- _What is needed_
Lines holding the word "бренда" are the ones to copy from the data below.

- _Input_
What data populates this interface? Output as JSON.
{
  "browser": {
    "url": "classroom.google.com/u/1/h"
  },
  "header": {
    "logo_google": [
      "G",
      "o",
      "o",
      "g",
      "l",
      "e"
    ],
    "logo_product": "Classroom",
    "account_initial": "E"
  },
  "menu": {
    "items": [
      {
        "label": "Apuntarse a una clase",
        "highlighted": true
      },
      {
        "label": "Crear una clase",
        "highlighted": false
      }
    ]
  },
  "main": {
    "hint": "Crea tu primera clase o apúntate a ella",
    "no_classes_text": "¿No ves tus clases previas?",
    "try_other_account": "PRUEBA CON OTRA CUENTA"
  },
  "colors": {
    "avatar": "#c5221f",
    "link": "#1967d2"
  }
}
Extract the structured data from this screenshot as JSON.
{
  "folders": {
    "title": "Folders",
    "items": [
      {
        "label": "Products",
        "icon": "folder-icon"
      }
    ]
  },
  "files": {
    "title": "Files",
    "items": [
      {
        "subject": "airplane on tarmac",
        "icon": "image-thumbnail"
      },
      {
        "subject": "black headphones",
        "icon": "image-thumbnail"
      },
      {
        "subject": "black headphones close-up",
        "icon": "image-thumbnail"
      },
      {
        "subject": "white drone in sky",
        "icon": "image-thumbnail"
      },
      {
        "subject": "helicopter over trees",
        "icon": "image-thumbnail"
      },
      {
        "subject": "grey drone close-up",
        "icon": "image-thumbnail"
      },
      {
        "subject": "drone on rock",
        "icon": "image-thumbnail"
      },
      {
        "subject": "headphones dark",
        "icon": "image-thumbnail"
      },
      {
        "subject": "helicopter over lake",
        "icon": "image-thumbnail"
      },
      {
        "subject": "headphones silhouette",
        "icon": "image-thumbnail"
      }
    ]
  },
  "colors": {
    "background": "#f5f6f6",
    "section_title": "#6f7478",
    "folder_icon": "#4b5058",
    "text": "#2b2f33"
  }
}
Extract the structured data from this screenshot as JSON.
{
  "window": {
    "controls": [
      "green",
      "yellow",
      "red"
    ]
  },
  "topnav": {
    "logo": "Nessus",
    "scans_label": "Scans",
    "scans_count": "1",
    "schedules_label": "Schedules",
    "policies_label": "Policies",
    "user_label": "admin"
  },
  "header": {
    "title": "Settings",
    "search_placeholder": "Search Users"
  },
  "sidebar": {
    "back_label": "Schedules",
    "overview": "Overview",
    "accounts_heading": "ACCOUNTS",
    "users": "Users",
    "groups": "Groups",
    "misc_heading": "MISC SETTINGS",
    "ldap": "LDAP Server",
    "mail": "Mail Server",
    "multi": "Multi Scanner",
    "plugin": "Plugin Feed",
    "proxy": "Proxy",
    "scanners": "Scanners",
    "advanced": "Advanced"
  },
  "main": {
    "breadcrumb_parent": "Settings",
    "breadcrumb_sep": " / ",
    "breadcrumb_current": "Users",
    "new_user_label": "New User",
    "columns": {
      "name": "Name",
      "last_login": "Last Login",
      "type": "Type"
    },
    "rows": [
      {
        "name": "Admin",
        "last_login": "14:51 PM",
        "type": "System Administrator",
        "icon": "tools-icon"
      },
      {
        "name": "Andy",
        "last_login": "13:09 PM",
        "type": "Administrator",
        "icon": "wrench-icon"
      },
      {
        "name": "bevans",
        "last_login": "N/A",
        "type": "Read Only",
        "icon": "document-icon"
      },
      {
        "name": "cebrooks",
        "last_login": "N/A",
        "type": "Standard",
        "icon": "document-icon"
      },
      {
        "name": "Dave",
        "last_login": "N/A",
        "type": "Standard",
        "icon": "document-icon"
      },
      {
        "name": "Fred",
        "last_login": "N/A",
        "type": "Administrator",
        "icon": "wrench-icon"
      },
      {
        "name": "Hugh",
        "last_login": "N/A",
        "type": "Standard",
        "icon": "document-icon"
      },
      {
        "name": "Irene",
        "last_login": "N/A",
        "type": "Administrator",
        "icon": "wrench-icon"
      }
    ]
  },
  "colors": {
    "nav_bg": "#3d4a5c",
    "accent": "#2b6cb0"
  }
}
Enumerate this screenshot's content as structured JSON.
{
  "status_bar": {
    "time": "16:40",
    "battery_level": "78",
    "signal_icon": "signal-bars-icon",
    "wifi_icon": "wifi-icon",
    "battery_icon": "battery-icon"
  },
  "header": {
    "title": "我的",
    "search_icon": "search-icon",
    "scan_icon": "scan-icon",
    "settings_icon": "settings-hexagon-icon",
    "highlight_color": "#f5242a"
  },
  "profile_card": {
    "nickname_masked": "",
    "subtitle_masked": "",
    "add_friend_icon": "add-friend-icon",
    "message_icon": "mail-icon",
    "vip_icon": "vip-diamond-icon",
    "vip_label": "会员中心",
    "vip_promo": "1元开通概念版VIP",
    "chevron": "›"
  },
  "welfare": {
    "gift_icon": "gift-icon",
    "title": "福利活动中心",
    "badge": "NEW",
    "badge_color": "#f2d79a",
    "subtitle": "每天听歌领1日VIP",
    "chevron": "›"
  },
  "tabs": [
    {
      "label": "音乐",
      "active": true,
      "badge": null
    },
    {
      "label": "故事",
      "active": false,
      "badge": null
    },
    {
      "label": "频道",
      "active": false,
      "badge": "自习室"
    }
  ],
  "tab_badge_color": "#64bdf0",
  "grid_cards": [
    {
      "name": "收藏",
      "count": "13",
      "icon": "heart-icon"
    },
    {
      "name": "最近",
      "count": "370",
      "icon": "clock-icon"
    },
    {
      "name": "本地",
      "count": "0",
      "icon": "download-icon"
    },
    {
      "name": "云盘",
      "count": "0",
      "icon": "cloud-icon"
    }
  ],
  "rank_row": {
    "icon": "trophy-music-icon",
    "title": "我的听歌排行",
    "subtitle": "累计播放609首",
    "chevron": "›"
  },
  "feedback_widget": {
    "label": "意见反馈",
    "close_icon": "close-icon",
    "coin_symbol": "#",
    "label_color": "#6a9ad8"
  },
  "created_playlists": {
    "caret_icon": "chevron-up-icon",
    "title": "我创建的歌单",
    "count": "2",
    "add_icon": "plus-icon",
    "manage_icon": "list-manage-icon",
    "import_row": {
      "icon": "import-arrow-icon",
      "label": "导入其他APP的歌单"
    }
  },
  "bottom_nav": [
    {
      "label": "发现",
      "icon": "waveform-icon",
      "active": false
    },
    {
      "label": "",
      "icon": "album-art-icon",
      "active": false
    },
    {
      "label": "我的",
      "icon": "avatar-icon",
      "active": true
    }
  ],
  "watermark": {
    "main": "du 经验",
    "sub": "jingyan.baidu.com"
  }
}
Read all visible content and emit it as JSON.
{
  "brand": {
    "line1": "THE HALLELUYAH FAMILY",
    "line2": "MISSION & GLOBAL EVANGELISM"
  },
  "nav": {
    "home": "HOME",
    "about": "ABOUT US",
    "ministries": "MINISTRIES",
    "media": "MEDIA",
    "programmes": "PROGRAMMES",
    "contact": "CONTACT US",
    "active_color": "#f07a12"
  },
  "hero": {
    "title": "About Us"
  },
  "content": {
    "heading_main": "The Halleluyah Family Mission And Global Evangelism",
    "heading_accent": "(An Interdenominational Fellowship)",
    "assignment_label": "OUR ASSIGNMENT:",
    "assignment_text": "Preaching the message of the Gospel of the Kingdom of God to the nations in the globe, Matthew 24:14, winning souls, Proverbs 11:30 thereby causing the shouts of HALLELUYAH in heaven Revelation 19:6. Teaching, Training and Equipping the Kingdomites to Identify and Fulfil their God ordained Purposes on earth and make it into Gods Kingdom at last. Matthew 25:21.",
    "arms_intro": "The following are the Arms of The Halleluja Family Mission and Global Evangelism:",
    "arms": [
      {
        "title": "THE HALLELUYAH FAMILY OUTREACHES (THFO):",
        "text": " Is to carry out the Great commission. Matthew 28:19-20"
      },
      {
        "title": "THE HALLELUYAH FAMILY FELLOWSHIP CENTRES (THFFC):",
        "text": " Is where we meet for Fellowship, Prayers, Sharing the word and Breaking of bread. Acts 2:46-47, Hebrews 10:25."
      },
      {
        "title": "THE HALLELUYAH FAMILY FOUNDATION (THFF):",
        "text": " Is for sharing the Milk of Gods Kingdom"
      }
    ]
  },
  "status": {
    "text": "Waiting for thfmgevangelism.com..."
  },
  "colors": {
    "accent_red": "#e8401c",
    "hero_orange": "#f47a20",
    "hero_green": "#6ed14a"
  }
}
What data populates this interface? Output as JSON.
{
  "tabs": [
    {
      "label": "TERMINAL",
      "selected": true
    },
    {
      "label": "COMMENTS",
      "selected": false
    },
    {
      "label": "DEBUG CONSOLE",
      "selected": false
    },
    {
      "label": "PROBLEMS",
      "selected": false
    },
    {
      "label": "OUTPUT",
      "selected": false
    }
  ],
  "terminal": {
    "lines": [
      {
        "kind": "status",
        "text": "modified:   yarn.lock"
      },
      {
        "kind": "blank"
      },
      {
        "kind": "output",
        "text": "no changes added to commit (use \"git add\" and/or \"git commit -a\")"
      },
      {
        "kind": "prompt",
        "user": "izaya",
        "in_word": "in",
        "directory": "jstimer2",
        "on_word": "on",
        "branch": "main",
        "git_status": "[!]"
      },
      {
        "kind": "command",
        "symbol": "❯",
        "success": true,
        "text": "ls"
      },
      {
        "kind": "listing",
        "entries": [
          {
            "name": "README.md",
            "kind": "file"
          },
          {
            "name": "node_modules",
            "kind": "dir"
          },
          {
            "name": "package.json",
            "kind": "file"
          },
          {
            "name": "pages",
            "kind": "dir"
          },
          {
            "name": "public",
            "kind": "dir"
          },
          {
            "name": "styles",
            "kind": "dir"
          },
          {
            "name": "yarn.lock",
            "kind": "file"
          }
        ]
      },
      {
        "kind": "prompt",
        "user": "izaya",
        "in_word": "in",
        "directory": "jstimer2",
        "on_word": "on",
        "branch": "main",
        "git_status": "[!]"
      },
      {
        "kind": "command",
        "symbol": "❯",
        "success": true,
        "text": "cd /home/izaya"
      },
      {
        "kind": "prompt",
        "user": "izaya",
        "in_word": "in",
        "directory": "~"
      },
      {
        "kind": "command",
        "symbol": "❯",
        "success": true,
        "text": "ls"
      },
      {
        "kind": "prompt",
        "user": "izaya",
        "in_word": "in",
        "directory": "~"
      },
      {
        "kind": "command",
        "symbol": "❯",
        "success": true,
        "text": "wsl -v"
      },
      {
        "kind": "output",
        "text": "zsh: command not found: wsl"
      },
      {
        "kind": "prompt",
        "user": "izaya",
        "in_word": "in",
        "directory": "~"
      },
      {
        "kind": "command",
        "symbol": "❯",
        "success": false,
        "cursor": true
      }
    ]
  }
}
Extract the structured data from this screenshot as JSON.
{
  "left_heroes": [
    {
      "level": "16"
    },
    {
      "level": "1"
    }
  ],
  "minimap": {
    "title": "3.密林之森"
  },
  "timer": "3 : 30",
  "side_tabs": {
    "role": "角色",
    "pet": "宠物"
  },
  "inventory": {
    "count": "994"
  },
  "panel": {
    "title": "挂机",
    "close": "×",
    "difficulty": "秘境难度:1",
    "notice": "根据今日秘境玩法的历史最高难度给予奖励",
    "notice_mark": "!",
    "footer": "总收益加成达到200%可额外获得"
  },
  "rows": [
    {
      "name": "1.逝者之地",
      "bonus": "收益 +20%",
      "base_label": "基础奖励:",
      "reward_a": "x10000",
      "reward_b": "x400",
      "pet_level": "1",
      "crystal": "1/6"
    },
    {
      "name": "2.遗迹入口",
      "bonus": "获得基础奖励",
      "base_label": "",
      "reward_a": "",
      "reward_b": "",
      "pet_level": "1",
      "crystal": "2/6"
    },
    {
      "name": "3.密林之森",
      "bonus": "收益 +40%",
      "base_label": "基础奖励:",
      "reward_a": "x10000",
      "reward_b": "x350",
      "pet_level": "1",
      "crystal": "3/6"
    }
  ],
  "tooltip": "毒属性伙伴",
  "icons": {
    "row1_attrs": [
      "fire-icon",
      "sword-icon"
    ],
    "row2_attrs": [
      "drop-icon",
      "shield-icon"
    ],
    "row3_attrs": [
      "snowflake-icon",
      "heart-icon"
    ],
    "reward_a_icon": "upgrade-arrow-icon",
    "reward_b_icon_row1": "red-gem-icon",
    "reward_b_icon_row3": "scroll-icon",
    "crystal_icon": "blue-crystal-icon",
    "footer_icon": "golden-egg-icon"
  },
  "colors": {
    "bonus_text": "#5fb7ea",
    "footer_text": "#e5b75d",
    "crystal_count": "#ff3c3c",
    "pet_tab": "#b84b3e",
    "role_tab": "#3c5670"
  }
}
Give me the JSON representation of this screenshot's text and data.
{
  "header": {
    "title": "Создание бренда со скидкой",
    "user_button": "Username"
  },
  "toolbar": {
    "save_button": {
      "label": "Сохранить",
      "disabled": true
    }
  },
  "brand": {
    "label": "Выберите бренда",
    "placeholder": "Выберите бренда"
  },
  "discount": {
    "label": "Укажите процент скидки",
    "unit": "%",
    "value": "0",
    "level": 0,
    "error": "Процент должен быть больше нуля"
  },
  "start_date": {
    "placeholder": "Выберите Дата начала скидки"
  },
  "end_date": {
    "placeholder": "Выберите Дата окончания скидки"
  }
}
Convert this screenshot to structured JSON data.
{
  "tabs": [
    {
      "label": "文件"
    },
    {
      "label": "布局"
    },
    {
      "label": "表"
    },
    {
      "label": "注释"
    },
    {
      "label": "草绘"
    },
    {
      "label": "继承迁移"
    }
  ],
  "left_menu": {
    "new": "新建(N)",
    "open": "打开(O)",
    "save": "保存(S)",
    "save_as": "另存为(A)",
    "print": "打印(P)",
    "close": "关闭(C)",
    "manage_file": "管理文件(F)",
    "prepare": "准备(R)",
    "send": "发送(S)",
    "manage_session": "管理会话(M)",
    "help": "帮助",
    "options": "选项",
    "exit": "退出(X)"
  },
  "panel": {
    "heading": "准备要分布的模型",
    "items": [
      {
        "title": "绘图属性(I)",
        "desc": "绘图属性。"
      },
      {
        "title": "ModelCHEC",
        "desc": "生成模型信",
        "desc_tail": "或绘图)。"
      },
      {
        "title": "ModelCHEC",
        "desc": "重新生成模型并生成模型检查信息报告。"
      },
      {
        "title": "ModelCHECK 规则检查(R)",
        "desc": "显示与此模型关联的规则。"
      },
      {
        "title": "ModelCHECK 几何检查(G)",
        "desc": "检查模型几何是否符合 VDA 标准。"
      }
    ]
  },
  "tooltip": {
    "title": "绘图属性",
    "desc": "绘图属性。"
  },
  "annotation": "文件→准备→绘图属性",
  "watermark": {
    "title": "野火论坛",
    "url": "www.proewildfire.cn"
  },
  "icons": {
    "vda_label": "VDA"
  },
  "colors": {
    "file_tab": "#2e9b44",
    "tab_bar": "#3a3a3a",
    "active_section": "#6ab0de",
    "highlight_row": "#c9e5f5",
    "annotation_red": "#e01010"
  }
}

- _Result for this task_
    "title": "Создание бренда со скидкой",
    "label": "Выберите бренда",
    "placeholder": "Выберите бренда"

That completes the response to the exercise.